For starters, I looked up “coping.” The first definition is a “sloping cap of a masonry wall.”
How appropriate! I do feel as if I’ve slammed into a brick wall whose top I can’t climb over.
2020 has been incredibly difficult the world over. Most of us have spent life relatively free of global catastrophes. We have come to perceive the absence of such cataclysms as “normal.”
My parents and grandparents dealt with two World Wars, the Great Depression, the 1918 flu pandemic, and devastations of polio. Yet they seemed strong and resilient.
First, they got to work. They made things happen: ordinary and previously unimagined. They experimented, failed, invented — at cultural and personal levels. They pulled together and worked as communities to share both labor and bounty.
They planted Victory Gardens. Years ago when failed surgery left me with life-long pain, my only solace was to have my hands in the dirt. No gloves — just deep connection to the earth. This year’s constant rain has drowned my vegetables, but I still pull weeds as my “victory” for the day.
Old unused skills reconnect me to childhood and help me cope. Sewing masks is rewarding in both concentration required and the satisfaction of creating something essential and beautiful, to give away to a women’s and children’s shelter.
With little opportunity to exhibit my artwork, I allow my imagination free rein, doodling, sketching, cutting magazines, gluing in journals to give expression to feelings that have no words, with a freedom that goes back to childhood, without judgment. Any one of us can do this.

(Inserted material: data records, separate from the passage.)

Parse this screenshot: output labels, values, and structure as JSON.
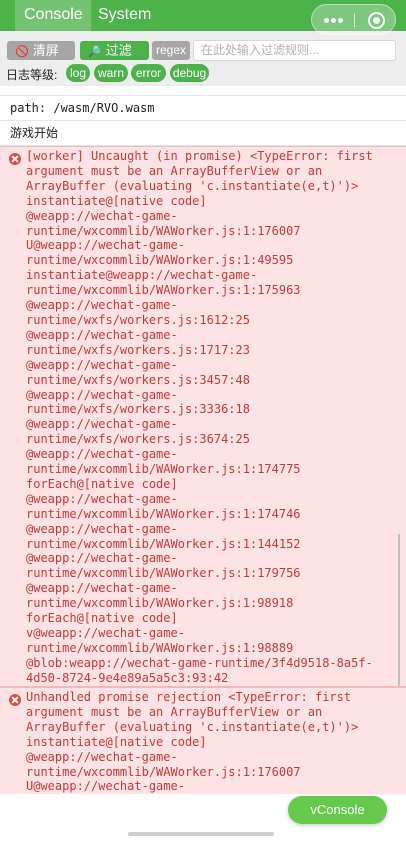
{
  "header": {
    "tabs": [
      {
        "label": "Console",
        "active": true
      },
      {
        "label": "System",
        "active": false
      }
    ],
    "accent_color": "#4cb34b"
  },
  "toolbar": {
    "clear_label": "清屏",
    "clear_icon": "no-entry-icon",
    "filter_label": "过滤",
    "filter_icon": "magnifier-icon",
    "regex_label": "regex",
    "filter_placeholder": "在此处输入过滤规则..."
  },
  "levels": {
    "label": "日志等级:",
    "items": [
      "log",
      "warn",
      "error",
      "debug"
    ]
  },
  "log": {
    "entries": [
      {
        "type": "log",
        "text": "path:  /wasm/RVO.wasm"
      },
      {
        "type": "log",
        "text": "游戏开始"
      },
      {
        "type": "error",
        "text": "[worker] Uncaught (in promise) <TypeError: first\nargument must be an ArrayBufferView or an\nArrayBuffer (evaluating 'c.instantiate(e,t)')>\ninstantiate@[native code]\n@weapp://wechat-game-\nruntime/wxcommlib/WAWorker.js:1:176007\nU@weapp://wechat-game-\nruntime/wxcommlib/WAWorker.js:1:49595\ninstantiate@weapp://wechat-game-\nruntime/wxcommlib/WAWorker.js:1:175963\n@weapp://wechat-game-\nruntime/wxfs/workers.js:1612:25\n@weapp://wechat-game-\nruntime/wxfs/workers.js:1717:23\n@weapp://wechat-game-\nruntime/wxfs/workers.js:3457:48\n@weapp://wechat-game-\nruntime/wxfs/workers.js:3336:18\n@weapp://wechat-game-\nruntime/wxfs/workers.js:3674:25\n@weapp://wechat-game-\nruntime/wxcommlib/WAWorker.js:1:174775\nforEach@[native code]\n@weapp://wechat-game-\nruntime/wxcommlib/WAWorker.js:1:174746\n@weapp://wechat-game-\nruntime/wxcommlib/WAWorker.js:1:144152\n@weapp://wechat-game-\nruntime/wxcommlib/WAWorker.js:1:179756\n@weapp://wechat-game-\nruntime/wxcommlib/WAWorker.js:1:98918\nforEach@[native code]\nv@weapp://wechat-game-\nruntime/wxcommlib/WAWorker.js:1:98889\n@blob:weapp://wechat-game-runtime/3f4d9518-8a5f-\n4d50-8724-9e4e89a5a5c3:93:42"
      },
      {
        "type": "error",
        "text": "Unhandled promise rejection <TypeError: first\nargument must be an ArrayBufferView or an\nArrayBuffer (evaluating 'c.instantiate(e,t)')>\ninstantiate@[native code]\n@weapp://wechat-game-\nruntime/wxcommlib/WAWorker.js:1:176007\nU@weapp://wechat-game-"
      }
    ]
  },
  "vconsole_button": "vConsole"
}
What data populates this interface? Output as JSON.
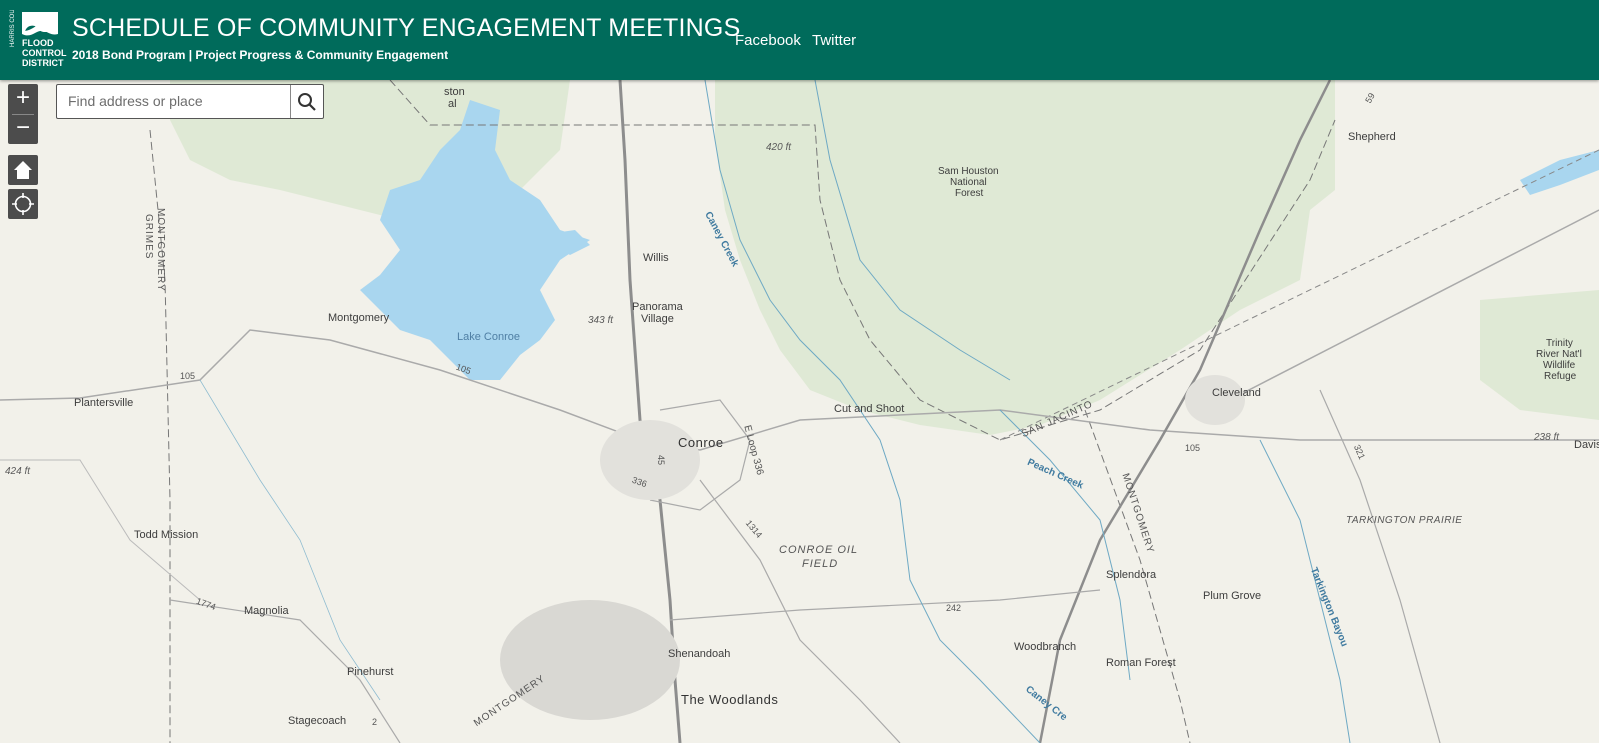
{
  "header": {
    "logo_text": [
      "HARRIS COUNTY",
      "FLOOD",
      "CONTROL",
      "DISTRICT"
    ],
    "title": "SCHEDULE OF COMMUNITY ENGAGEMENT MEETINGS",
    "subtitle": "2018 Bond Program | Project Progress & Community Engagement",
    "links": [
      "Facebook",
      "Twitter"
    ],
    "bg_color": "#006b5b"
  },
  "controls": {
    "zoom_in": "+",
    "zoom_out": "−",
    "home_icon": "home-icon",
    "locate_icon": "locate-icon"
  },
  "search": {
    "placeholder": "Find address or place",
    "icon": "search-icon"
  },
  "map": {
    "places": {
      "conroe": "Conroe",
      "the_woodlands": "The Woodlands",
      "willis": "Willis",
      "panorama": "Panorama",
      "village": "Village",
      "montgomery": "Montgomery",
      "plantersville": "Plantersville",
      "todd_mission": "Todd Mission",
      "magnolia": "Magnolia",
      "pinehurst": "Pinehurst",
      "stagecoach": "Stagecoach",
      "shenandoah": "Shenandoah",
      "cut_and_shoot": "Cut and Shoot",
      "splendora": "Splendora",
      "plum_grove": "Plum Grove",
      "woodbranch": "Woodbranch",
      "roman_forest": "Roman Forest",
      "cleveland": "Cleveland",
      "shepherd": "Shepherd",
      "davis": "Davis"
    },
    "features": {
      "lake_conroe": "Lake Conroe",
      "sam_houston": [
        "Sam Houston",
        "National",
        "Forest"
      ],
      "trinity": [
        "Trinity",
        "River Nat'l",
        "Wildlife",
        "Refuge"
      ],
      "conroe_oil": [
        "CONROE OIL",
        "FIELD"
      ],
      "tarkington_prairie": "TARKINGTON PRAIRIE",
      "caney_creek": "Caney Creek",
      "caney_creek_2": "Caney Cre",
      "peach_creek": "Peach Creek",
      "tarkington_bayou": "Tarkington Bayou",
      "montgomery_county": "MONTGOMERY",
      "grimes": "GRIMES",
      "montgomery_east": "MONTGOMERY",
      "montgomery_south": "MONTGOMERY",
      "san_jacinto": "SAN JACINTO",
      "ston": "ston",
      "al": "al"
    },
    "elevations": {
      "e420": "420 ft",
      "e343": "343 ft",
      "e424": "424 ft",
      "e238": "238 ft"
    },
    "highways": {
      "h105a": "105",
      "h105b": "105",
      "h105c": "105",
      "h45": "45",
      "h336": "336",
      "h1314": "1314",
      "h1774": "1774",
      "h242": "242",
      "h321": "321",
      "h59": "59",
      "h2": "2",
      "loop336": "E Loop 336"
    },
    "colors": {
      "forest": "#dde8d2",
      "water": "#a9d6ef",
      "road": "#9a9a9a",
      "base": "#f2f1ea"
    }
  }
}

Lastly, there is the kitchen. I am no gourmet, rarely use a recipe. But I’ve found renewed solace in cooking, washing dishes, and sending meals to others who need to stay safely home.
When it seems too hard, I remind myself that caterpillars disintegrate completely before they fly. I see hearts in stones, bread crumbs, leaves, fleeting bits of light. Anytime you need solace, look for a heart, watch for butterflies, pull a weed, write one true sentence, and grab a piece of chocolate.
Better still, share it.